The mass crossing is the first since Spain and Morocco resolved a diplomatic row over Western Sahara.
Hundreds of migrants have broken through the border between the Spanish enclave of Melilla and Morocco in the first attempted mass crossing since the two nations re-established diplomatic ties in March.
“A large group of sub-Saharans [Africans] … broke through the entrance gate of the border checkpoint Barrio Chino and entered Melilla by jumping over the roof of the checkpoint,” the Spanish government delegation in the area said in a statement on Friday.
“All [are] men and apparently adults,” it added. The migrants arrived at the crossing at approximately 06:40 AM local time (04:40 GMT) and the crossing took place at 08:40 AM (06:40 GMT).
Melilla and Ceuta, Spain’s other small North African enclaves, have the European Union’s only land borders with Africa, making them a magnet for migrants.
Morocco deployed a “large” number of troops to try to repel the crowd from the border and “actively cooperated” with Spanish security forces, the delegation said in a separate statement.
Images on Spanish media showed exhausted migrants lying on the sidewalk in Melilla, some with bloodied hands and torn clothes.
In March of this year, Spain ended a year-long diplomatic crisis by backing Morocco’s autonomy plan for Western Sahara, building on its decades-long neutrality.
Spanish Prime Minister Pedro Sanchez then visited Rabat and the two governments praised a “new phase” in relations.

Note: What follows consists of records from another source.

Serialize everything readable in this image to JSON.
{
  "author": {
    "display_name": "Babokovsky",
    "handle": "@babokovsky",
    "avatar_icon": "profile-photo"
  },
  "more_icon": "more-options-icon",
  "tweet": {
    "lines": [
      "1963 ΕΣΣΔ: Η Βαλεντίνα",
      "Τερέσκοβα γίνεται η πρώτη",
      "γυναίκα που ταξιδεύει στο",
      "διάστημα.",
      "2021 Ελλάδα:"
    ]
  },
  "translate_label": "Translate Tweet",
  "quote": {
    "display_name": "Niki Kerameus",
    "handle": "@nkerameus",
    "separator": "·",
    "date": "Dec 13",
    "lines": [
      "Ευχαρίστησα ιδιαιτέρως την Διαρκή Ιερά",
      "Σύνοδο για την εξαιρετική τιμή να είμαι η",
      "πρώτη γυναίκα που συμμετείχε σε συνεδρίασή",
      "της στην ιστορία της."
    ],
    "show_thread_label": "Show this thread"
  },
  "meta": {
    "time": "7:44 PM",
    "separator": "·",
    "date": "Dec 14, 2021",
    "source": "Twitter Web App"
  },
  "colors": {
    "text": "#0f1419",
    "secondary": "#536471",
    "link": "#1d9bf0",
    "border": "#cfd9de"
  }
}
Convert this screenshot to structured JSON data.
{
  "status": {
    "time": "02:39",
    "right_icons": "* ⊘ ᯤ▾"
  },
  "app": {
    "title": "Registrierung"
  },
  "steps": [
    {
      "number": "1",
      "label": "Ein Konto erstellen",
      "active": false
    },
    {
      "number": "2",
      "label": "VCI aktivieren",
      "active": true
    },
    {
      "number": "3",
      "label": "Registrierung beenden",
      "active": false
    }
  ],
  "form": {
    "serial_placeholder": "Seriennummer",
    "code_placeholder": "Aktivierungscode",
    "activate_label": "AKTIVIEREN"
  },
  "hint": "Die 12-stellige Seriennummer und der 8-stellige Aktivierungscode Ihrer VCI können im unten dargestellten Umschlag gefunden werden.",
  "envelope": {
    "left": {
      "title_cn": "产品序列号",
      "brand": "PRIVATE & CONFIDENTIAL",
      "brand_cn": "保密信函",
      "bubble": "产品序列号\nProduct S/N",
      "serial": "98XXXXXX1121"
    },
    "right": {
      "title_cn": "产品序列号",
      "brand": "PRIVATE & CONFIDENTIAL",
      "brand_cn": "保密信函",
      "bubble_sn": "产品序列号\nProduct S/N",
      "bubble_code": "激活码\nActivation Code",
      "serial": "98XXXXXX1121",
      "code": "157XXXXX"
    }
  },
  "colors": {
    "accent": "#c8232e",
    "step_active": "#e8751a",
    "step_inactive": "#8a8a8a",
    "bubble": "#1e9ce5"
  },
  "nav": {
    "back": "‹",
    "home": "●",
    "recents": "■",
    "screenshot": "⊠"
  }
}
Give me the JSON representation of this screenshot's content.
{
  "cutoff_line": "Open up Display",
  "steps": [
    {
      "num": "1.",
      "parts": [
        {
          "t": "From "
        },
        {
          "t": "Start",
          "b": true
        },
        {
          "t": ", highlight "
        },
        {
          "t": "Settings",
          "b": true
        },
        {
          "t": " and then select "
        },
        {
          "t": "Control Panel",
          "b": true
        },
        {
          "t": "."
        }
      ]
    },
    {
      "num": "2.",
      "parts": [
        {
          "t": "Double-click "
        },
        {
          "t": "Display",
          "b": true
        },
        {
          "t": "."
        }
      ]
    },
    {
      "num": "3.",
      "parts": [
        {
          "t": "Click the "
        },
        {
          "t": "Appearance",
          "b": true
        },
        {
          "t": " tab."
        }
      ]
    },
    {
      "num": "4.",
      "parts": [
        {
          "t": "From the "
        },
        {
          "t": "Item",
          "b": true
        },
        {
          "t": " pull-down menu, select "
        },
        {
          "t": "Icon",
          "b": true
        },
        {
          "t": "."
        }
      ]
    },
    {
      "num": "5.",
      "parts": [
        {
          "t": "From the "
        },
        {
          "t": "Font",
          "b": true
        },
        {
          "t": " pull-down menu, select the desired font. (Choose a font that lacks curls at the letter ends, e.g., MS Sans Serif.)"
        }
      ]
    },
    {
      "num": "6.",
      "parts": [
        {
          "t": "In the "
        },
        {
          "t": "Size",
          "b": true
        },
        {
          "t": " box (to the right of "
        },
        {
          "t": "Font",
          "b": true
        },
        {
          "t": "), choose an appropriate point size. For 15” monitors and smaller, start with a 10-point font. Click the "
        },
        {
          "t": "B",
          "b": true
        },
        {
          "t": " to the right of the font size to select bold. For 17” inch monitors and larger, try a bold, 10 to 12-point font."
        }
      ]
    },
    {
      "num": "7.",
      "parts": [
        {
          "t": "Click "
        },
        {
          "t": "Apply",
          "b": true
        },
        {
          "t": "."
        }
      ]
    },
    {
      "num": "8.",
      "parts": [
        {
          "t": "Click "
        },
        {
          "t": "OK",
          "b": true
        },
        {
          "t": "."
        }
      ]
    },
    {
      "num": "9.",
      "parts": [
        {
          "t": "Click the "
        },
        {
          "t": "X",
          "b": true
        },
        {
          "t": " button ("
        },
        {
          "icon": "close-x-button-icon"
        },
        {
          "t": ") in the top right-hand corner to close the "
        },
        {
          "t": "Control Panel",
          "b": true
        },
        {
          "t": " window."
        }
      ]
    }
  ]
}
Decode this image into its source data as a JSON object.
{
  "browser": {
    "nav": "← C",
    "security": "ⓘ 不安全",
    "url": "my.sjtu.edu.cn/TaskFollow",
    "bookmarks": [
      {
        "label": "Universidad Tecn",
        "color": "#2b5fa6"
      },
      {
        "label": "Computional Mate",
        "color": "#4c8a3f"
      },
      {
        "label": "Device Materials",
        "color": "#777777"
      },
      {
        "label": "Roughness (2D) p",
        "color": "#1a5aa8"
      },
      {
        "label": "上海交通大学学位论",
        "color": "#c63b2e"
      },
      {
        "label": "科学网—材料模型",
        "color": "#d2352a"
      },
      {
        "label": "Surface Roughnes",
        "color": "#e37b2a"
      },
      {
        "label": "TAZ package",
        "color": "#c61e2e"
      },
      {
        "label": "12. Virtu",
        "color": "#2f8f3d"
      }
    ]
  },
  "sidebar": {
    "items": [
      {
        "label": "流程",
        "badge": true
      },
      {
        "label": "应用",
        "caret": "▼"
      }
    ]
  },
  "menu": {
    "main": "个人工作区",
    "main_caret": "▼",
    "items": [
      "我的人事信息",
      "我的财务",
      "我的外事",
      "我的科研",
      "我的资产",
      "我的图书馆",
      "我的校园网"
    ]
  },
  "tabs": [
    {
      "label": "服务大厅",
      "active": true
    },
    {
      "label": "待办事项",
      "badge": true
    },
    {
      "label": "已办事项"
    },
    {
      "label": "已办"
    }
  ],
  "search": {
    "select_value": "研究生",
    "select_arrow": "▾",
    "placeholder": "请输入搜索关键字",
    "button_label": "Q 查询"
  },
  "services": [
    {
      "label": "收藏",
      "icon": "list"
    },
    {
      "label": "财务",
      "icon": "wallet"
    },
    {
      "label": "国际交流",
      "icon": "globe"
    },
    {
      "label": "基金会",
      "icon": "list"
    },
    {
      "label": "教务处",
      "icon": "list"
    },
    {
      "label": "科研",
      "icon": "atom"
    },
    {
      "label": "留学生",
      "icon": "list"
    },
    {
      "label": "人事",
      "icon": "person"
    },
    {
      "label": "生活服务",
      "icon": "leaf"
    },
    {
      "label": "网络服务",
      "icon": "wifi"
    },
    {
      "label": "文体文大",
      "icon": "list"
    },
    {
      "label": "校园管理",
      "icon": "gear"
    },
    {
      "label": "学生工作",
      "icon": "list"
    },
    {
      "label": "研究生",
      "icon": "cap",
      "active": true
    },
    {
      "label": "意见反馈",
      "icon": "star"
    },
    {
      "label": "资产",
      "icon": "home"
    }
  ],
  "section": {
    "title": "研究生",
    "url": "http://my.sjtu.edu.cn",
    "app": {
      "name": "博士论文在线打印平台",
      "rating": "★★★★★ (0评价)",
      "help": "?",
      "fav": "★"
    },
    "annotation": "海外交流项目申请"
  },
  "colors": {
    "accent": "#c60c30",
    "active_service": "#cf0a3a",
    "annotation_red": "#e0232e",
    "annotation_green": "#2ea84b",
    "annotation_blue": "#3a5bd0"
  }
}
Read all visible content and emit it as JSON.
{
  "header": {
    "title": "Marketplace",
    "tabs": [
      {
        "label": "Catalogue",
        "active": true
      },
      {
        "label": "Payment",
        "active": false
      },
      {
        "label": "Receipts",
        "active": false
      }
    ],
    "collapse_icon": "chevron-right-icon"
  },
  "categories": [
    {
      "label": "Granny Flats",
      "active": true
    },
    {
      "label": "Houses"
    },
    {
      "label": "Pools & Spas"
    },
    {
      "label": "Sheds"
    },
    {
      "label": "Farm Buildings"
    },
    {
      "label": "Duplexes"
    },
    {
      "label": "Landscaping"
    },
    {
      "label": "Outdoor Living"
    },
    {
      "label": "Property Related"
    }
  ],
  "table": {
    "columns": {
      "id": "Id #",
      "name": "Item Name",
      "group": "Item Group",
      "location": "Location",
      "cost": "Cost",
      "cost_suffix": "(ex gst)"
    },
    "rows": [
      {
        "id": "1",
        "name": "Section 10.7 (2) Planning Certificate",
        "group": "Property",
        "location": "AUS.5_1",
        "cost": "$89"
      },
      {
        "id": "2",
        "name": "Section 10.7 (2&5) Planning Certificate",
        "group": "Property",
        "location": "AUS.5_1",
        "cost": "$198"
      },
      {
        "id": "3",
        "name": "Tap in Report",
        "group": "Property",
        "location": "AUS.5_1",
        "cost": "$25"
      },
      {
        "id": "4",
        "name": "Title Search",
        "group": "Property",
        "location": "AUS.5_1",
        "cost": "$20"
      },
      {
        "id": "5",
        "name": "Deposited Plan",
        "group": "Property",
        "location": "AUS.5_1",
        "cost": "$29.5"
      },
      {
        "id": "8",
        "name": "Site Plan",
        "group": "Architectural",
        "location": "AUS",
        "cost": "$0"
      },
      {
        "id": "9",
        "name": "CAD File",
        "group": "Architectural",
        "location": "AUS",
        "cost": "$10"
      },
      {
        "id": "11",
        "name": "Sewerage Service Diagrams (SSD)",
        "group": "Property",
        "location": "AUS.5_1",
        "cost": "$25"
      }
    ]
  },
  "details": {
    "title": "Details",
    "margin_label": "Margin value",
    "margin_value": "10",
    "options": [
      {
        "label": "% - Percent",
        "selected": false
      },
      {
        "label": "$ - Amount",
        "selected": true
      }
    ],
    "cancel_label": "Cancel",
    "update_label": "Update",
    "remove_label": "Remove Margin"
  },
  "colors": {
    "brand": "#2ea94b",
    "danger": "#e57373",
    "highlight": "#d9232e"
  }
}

The spat began when Madrid allowed Brahim Ghali, leader of the Western Sahara’s Independence Front, to be treated for COVID-19 in a Spanish hospital in April 2021.
A month later, some 10,000 migrants flooded the Moroccan border into the enclave of Ceuta in Spain, while border guards looked the other way, in what was widely seen by Rabat as a punitive gesture.
Rabat calls for Western Sahara to be given autonomous status under Moroccan sovereignty, but the Polisario movement in Western Sahara wants a United Nations-controlled referendum on self-determination, as agreed in a 1991 ceasefire agreement.
In the days just before Morocco and Spain ended the diplomatic crisis, there were several attempted mass crossings of migrants in Melilla, including one involving 2,500 people, the largest ever attempt.
A restoration of Spanish ties with Morocco has led to a drop in arrivals. The number of migrants reaching the Canary Islands in April was 70 percent lower than in February, government figures show.